- Clearly stating the financial support a party will receive during and after the marriage can be helpful. For example, it may make sense to have an agreement where if one spouse has to leave their job to become a stay-at-home parent, they will receive financial assistance from the other spouse as compensation for being the primary caregiver.
How to Make Your Postnup Valid
It’s important to check the laws of your state because each state may have specific requirements for postnuptial agreements. In general, there are a number of criteria that a postnuptial agreement needs to follow:
It needs to be in writing
An oral contract is often difficult to enforce legally in any case. For a postnuptial agreement to hold weight in court, it needs to be a written document that both parties have had ample time to review.
It needs to be signed and notarized
For the document to be legally enforceable, it needs to be signed by both parties and notarized to prove that the signatures are valid.
It needs to be fair and reasonable
Postnuptial agreements are usually entered into because one spouse earns or owns considerably less than the other. The agreement needs to protect both parties.
There must be full disclosure of assets by both spouses
It’s important that all assets are known by both parties prior to signing the postnuptial agreement. If, for example, one spouse has hidden assets, it can nullify the entire agreement.
Both parties agree to the terms of the postnuptial agreement
If either party is coerced, forced, or deceived into signing the document, it’s not enforceable.
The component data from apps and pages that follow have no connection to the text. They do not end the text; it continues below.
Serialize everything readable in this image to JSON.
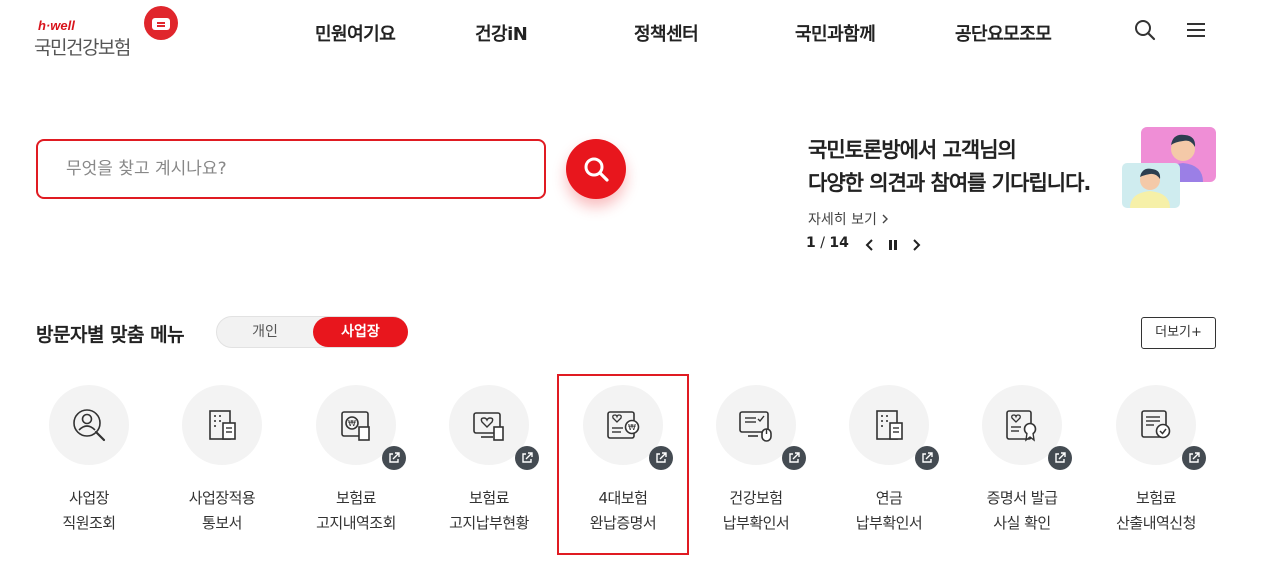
{
  "header": {
    "logo_tagline": "h·well",
    "logo_name": "국민건강보험",
    "nav": [
      "민원여기요",
      "건강iN",
      "정책센터",
      "국민과함께",
      "공단요모조모"
    ],
    "search_icon": "search-icon",
    "menu_icon": "hamburger-menu-icon"
  },
  "search": {
    "placeholder": "무엇을 찾고 계시나요?",
    "button_icon": "search-icon"
  },
  "banner": {
    "line1": "국민토론방에서 고객님의",
    "line2": "다양한 의견과 참여를 기다립니다.",
    "more_label": "자세히 보기",
    "current_page": "1",
    "separator": " / ",
    "total_pages": "14"
  },
  "menu": {
    "title": "방문자별 맞춤 메뉴",
    "toggle": [
      "개인",
      "사업장"
    ],
    "toggle_selected": "사업장",
    "more_label": "더보기+",
    "items": [
      {
        "line1": "사업장",
        "line2": "직원조회",
        "icon": "employee-search-icon",
        "external": false
      },
      {
        "line1": "사업장적용",
        "line2": "통보서",
        "icon": "building-document-icon",
        "external": false
      },
      {
        "line1": "보험료",
        "line2": "고지내역조회",
        "icon": "won-document-icon",
        "external": true
      },
      {
        "line1": "보험료",
        "line2": "고지납부현황",
        "icon": "heart-monitor-document-icon",
        "external": true
      },
      {
        "line1": "4대보험",
        "line2": "완납증명서",
        "icon": "heart-won-document-icon",
        "external": true
      },
      {
        "line1": "건강보험",
        "line2": "납부확인서",
        "icon": "monitor-mouse-icon",
        "external": true
      },
      {
        "line1": "연금",
        "line2": "납부확인서",
        "icon": "building-document-icon",
        "external": true
      },
      {
        "line1": "증명서 발급",
        "line2": "사실 확인",
        "icon": "certificate-icon",
        "external": true
      },
      {
        "line1": "보험료",
        "line2": "산출내역신청",
        "icon": "document-check-icon",
        "external": true
      }
    ],
    "highlighted_item": "4대보험 완납증명서"
  },
  "colors": {
    "brand_red": "#e8161d",
    "dark_badge": "#444b52",
    "icon_bg": "#f3f3f3"
  }
}
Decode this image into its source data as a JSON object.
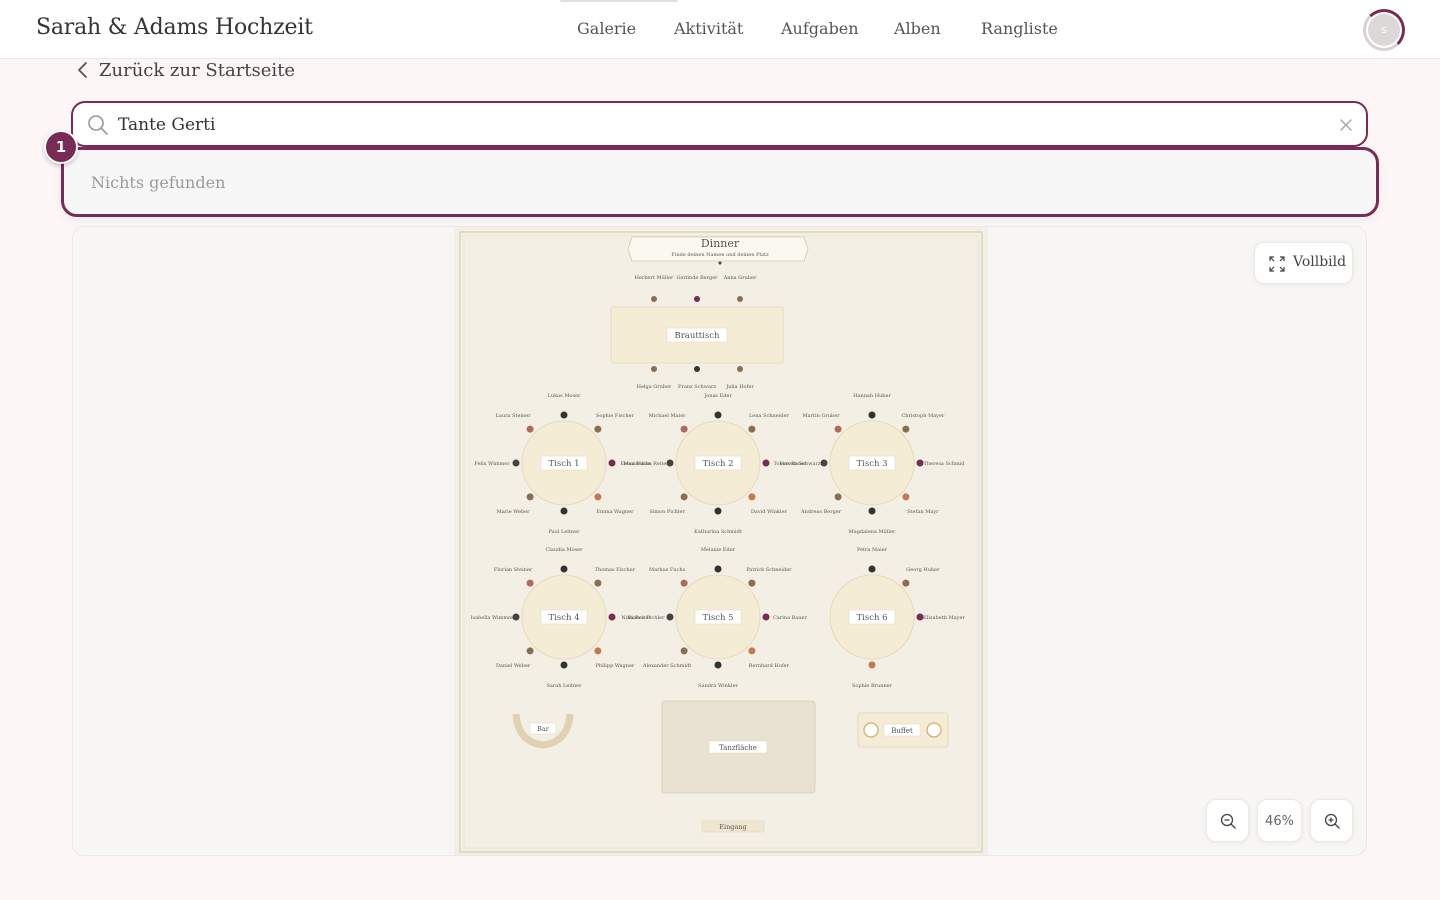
{
  "app": {
    "title": "Sarah & Adams Hochzeit"
  },
  "nav": [
    {
      "label": "Galerie"
    },
    {
      "label": "Aktivität"
    },
    {
      "label": "Aufgaben"
    },
    {
      "label": "Alben"
    },
    {
      "label": "Rangliste"
    }
  ],
  "user": {
    "initial": "s"
  },
  "back": {
    "label": "Zurück zur Startseite"
  },
  "search": {
    "value": "Tante Gerti",
    "results_empty": "Nichts gefunden",
    "badge": "1"
  },
  "map": {
    "title": "Dinner",
    "subtitle": "Finde deinen Namen und deinen Platz",
    "head_table": {
      "label": "Brauttisch",
      "top": [
        "Herbert Müller",
        "Gerlinde Berger",
        "Anna Gruber"
      ],
      "bottom": [
        "Helga Gruber",
        "Franz Schwarz",
        "Julia Hofer"
      ]
    },
    "tables": [
      {
        "label": "Tisch 1",
        "guests": [
          "Lukas Moser",
          "Sophie Fischer",
          "Elena Fuchs",
          "Emma Wagner",
          "Paul Leitner",
          "Marie Weber",
          "Felix Wimmer",
          "Laura Steiner"
        ]
      },
      {
        "label": "Tisch 2",
        "guests": [
          "Jonas Eder",
          "Lena Schneider",
          "Tobias Bauer",
          "David Winkler",
          "Katharina Schmidt",
          "Simon Pichler",
          "Maximilian Reiter",
          "Michael Maier"
        ]
      },
      {
        "label": "Tisch 3",
        "guests": [
          "Hannah Huber",
          "Christoph Mayer",
          "Theresa Schmid",
          "Stefan Mayr",
          "Magdalena Müller",
          "Andreas Berger",
          "Verena Schwarz",
          "Martin Gruber"
        ]
      },
      {
        "label": "Tisch 4",
        "guests": [
          "Claudia Moser",
          "Thomas Fischer",
          "Nina Reiter",
          "Philipp Wagner",
          "Sarah Leitner",
          "Daniel Weber",
          "Isabella Wimmer",
          "Florian Steiner"
        ]
      },
      {
        "label": "Tisch 5",
        "guests": [
          "Melanie Eder",
          "Patrick Schneider",
          "Carina Bauer",
          "Bernhard Hofer",
          "Sandra Winkler",
          "Alexander Schmidt",
          "Bianca Pichler",
          "Markus Fuchs"
        ]
      },
      {
        "label": "Tisch 6",
        "guests": [
          "Petra Maier",
          "Georg Huber",
          "Elisabeth Mayer",
          "Sophie Brunner"
        ]
      }
    ],
    "areas": {
      "bar": "Bar",
      "dance": "Tanzfläche",
      "buffet": "Buffet",
      "entrance": "Eingang"
    }
  },
  "controls": {
    "fullscreen": "Vollbild",
    "zoom": "46%"
  },
  "colors": {
    "accent": "#7a2b55",
    "background": "#fcf6f6",
    "map_paper": "#f3efe4"
  }
}
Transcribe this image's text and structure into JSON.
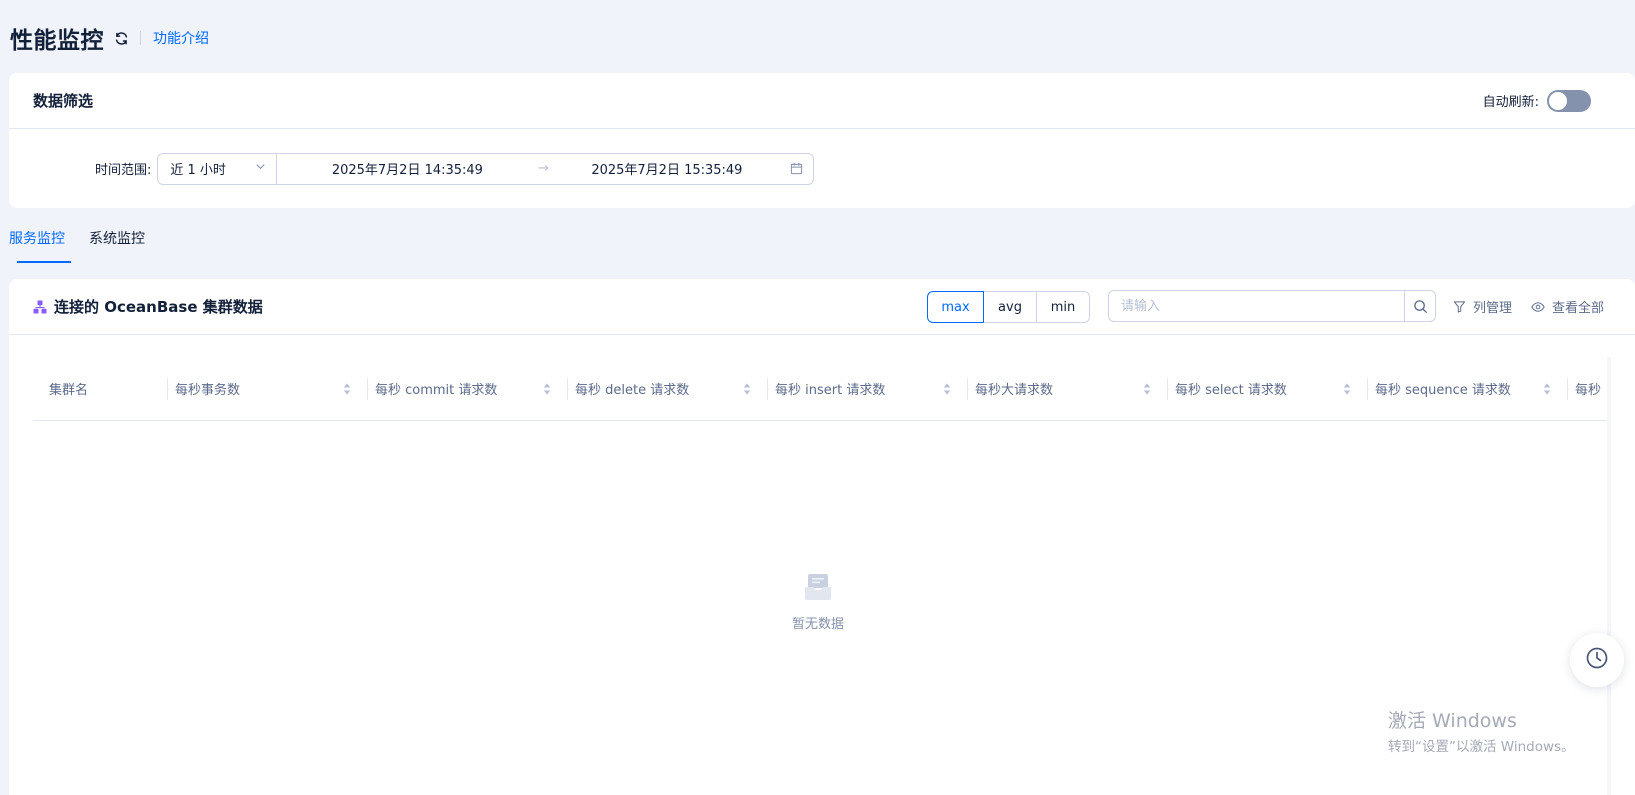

It’s important that both parties fully understand the document before signing.
Postnuptial Agreement Sample
Use a postnuptial agreement template to ensure that your postnup is valid and effectively protects your assets.
Postnuptial Agreement Frequently Asked Questions
Do I need a lawyer for a Postnuptial Agreement?
No, you don’t need a lawyer for a postnuptial agreement. But this kind of agreement is a complex document with strict requirements from the court. While you can draft the agreement yourself, it’s advised to at least get a lawyer to review the agreement to ensure it’s fully compliant with the law.
Is a Postnuptial Agreement legally binding?
Yes, a postnuptial agreement is legally binding. However, this is dependent on whether the provisions in the document are within the limits of the law and if the document has been drafted correctly.
How much does a Postnuptial Agreement cost?
There can be a sliding scale with the cost of postnuptial agreements, with the complexity of the agreement being the primary factor. For example, a simple postnuptial agreement can cost anywhere from $50-$500 if you do it yourself. If you hire a lawyer, the price can be $2000-3000. If there are complex clauses that require lengthy negotiations, that price can be significantly higher, such as $10,000.
Can a Postnuptial Agreement be voided?
Yes, a postnuptial agreement can be voided if they don’t meet the following terms:
- Parties must sign the agreement voluntarily – a spouse cannot be coerced into agreeing to the terms
- There must be a full disclosure of assets and liabilities and income
- The agreement must be fair – there can be no provisions that give one party a significant advantage over the other
- The agreement must be notarized